A powerful runner with sweet passing ability by hand or foot, this kid was a very late bloomer, only coming into the Northern Knights TAC Cup side late in the year. Averaged an impressive 75% disposal efficiency and had a 3.01 second 20m sprint in the Combine. Just what the Swans need on the half back flank or wing.
Pick 51 National Draft
24 December 2000
An even quicker runner than McInerney, Foot is deadly quick and can cover the ground with his strong work rate – his highlights packages are full of him tearing away from opponents. He can play forward and put pressure on the opposition.

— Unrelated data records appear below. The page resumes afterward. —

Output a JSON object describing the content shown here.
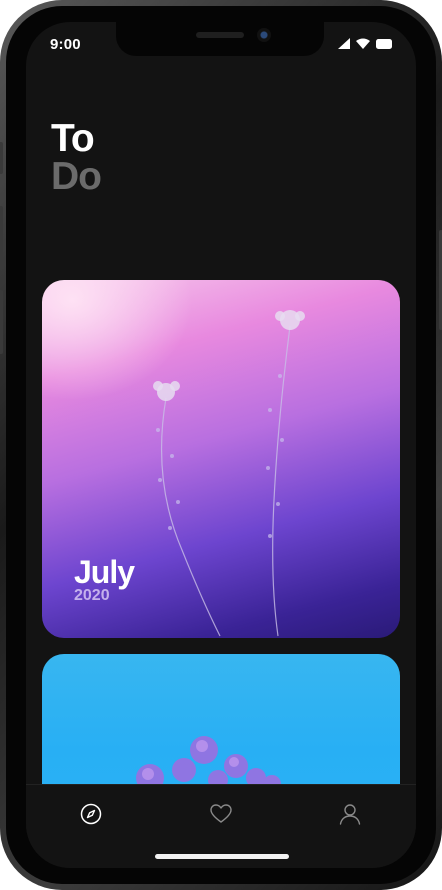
{
  "status_bar": {
    "time": "9:00"
  },
  "header": {
    "title_line1": "To",
    "title_line2": "Do"
  },
  "cards": [
    {
      "month": "July",
      "year": "2020"
    }
  ],
  "tab_bar": {
    "items": [
      "explore",
      "favorites",
      "profile"
    ],
    "active": "explore"
  },
  "colors": {
    "background": "#131313",
    "title_primary": "#ffffff",
    "title_secondary": "#6b6b6b",
    "tab_active": "#ffffff",
    "tab_inactive": "#8a8a8a"
  }
}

He’s not a bad overhead mark too for the type of player he is and could be a better version of Lewis Jetta if he works on maintaining a consistent output from match to match.
Pick 12 Rookie Draft
21 July 2000
An in-between sized defender who can play on talls or smalls, Tucker would’ve been certainly drafted in the National Draft if he hadn’t ruptured his ACL early in the year, missing most of the 2018 season.
He didn’t test at the Combine but has been recorded doing the 20m sprint in 2.84, which would’ve been the fastest of anyone in the 2018 draft. He has been an utter professional during his rehab and is one of the better defensive prospects in the whole draft, despite his injury.
Pick 28 Rookie Draft
11 October 2000
Another player who has struggled with injury, Reynolds is a defensive playmaker who also excels in the contest, his clean handballing out of packs a highlight of his game. He has some work to do in disposal efficiency but is worth putting the time and effort into.
Pick 42 Rookie Draft
8 May 1987
Tippett will remain on the Sydney Swans list as part of his retirement settlement. Will not play in 2019.
Category B Rookie
14 September 1999
Averaged 15 disposals, four tackles, and a goal per game in 13 NEAFL matches, mostly as a small forward, however can play midfield or half back. A product of the Sydney Swans Academy.
Want instant access to the latest blog and news content from The Swans Blog?
Download our Android App from Google Play today.